How I'm Challenging Conventions as a Filmmaker With Cerebral Palsy
It was my third semester of film school; by the end of it I’d have my fourth film. I had made a quasi-personal film that was related to my disability before, but not as personal as the film I was about to embark on. This one required an unflinching honesty to a memory that was formative in a painful kind of way.
Cerebral palsy doesn’t quite lend itself to being a cinematographer. In fact, being a filmmaker with a disability felt similar to being an adolescent with a disability who loved baseball — an analogy I thought was worth exploring on camera.
In my personal film about baseball, I decided to forego the aid of an assistant who usually shot my film for me. The opening and closing shots were going to be jarring, spastic, me. “A Cerebral Game” has played coast-to-coast and won the Artist Vision Award at the 2016 Big Sky Documentary Film Festival.
It was the first time I had ever intentionally challenged the conventions of filmmaking. But after I saw how audiences reacted, I realized that my inability to adhere to the rules of filmmaking lent itself to more viscerally portraying my disability and, when relevant, my perspective.
My childhood friend, Dan Lee, and I started an organization called Through My Lens to enable students with disabilities to express themselves through video. One of the key components of Through My Lens’ mission is challenging the physical conventions of filmmaking.

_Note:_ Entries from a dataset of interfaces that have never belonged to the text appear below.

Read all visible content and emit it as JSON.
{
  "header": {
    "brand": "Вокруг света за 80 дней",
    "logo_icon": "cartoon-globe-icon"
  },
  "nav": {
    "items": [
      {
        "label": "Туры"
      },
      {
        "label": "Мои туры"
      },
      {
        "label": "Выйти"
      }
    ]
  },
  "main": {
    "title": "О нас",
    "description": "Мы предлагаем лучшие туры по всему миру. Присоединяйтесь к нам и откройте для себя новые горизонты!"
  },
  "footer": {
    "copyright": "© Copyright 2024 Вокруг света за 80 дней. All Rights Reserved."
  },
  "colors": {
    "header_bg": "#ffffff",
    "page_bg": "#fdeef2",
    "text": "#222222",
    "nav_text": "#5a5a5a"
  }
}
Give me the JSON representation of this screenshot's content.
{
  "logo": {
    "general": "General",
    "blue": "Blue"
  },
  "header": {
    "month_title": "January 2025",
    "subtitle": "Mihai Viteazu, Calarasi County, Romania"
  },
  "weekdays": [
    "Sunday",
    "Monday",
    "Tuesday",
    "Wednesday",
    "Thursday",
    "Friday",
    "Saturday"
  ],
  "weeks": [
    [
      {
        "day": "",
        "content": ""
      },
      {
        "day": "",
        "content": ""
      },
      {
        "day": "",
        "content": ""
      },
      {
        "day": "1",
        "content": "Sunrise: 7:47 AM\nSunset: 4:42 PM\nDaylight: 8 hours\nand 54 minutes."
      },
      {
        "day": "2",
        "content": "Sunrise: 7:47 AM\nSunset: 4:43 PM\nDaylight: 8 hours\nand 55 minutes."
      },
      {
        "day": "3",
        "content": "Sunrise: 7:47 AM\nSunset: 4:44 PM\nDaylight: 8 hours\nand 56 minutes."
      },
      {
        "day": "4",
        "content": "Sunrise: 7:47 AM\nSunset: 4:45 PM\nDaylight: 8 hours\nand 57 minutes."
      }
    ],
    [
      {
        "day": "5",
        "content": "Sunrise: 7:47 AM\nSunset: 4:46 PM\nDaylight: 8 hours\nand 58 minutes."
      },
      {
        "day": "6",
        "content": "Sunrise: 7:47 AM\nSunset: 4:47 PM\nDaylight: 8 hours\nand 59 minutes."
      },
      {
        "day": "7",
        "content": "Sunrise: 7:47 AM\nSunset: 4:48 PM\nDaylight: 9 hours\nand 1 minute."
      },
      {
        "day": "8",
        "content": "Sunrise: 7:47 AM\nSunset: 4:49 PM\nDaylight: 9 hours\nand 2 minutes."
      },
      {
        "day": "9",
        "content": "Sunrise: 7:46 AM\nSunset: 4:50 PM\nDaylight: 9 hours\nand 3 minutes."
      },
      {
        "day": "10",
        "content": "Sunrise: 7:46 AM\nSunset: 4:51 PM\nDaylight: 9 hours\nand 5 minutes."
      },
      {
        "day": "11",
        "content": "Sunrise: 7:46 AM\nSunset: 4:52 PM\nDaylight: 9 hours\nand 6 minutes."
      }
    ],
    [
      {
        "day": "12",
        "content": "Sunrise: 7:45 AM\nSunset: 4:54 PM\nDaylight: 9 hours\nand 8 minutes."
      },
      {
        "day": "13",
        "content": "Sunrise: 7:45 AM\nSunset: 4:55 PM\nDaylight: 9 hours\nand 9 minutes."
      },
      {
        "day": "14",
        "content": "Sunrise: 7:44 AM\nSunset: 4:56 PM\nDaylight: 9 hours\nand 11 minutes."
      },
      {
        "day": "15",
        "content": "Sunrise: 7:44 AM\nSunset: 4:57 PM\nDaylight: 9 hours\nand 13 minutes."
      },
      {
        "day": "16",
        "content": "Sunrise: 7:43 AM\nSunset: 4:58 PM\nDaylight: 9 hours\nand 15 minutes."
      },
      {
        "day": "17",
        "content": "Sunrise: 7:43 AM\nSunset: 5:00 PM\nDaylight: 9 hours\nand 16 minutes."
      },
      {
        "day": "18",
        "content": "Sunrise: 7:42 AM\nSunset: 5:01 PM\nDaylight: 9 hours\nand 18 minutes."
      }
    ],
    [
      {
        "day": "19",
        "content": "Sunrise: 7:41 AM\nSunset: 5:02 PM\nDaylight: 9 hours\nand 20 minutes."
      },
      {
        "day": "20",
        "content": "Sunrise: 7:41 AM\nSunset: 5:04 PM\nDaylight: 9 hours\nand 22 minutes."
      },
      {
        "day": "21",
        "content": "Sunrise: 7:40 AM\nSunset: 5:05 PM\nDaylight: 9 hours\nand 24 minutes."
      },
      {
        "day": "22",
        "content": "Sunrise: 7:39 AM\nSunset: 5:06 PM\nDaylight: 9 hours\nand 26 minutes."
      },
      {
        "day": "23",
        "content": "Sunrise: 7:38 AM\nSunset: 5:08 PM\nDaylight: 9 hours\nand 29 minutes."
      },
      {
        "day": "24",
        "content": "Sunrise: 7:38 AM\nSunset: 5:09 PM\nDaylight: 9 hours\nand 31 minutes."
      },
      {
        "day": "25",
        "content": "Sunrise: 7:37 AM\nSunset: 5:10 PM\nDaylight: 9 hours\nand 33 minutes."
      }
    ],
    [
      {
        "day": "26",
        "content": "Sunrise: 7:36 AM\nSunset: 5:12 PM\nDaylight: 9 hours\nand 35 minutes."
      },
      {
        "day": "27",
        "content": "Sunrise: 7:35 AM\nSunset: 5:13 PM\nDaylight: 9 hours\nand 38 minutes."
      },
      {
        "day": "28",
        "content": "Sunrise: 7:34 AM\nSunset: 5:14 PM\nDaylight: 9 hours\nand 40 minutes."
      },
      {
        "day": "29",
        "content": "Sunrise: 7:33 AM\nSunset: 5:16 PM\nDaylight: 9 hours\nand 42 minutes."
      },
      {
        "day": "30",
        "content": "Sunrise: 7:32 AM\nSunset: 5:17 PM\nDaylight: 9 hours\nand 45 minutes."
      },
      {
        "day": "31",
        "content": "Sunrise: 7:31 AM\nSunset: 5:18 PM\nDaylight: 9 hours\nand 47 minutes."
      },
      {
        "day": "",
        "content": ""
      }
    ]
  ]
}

With the recent ABC premiere of “Speechless” and this past summer’s valid outrage over “Me Before You,” I am once again reminded how crucial it is for people with disabilities to be able to tell their stories, author their autobiographies, direct their own movies.
Filmmaking not only enables me to express my perspective to an audience, but also allows me to understand my relationship with my disability. I learn about myself through my own films.
Who is to say a Deaf filmmaker needs to make films with audio? Who is to say a filmmaker who’s blind needs to have conventional visuals? And wouldn’t those films allow audiences to step further into those filmmakers’ worlds?
Through My Lens wants to plant these ideas in future filmmakers’ heads and combine public speaking with one-on-one sessions to brainstorm how a student can make amateur videos that would then be curated online.
Dan and I made an example of what we want students to do through a music video with my distinct walk as the beat of the song. It took under an hour to shoot and didn’t require expensive equipment.
With videos like this, Through My Lens will tackle the taboo of being disabled by allowing audiences to see the firsthand perspective of young people with disabilities. We want to equip them with the skills to educate, provoke and better understand themselves.
Learn more at Through My Lens.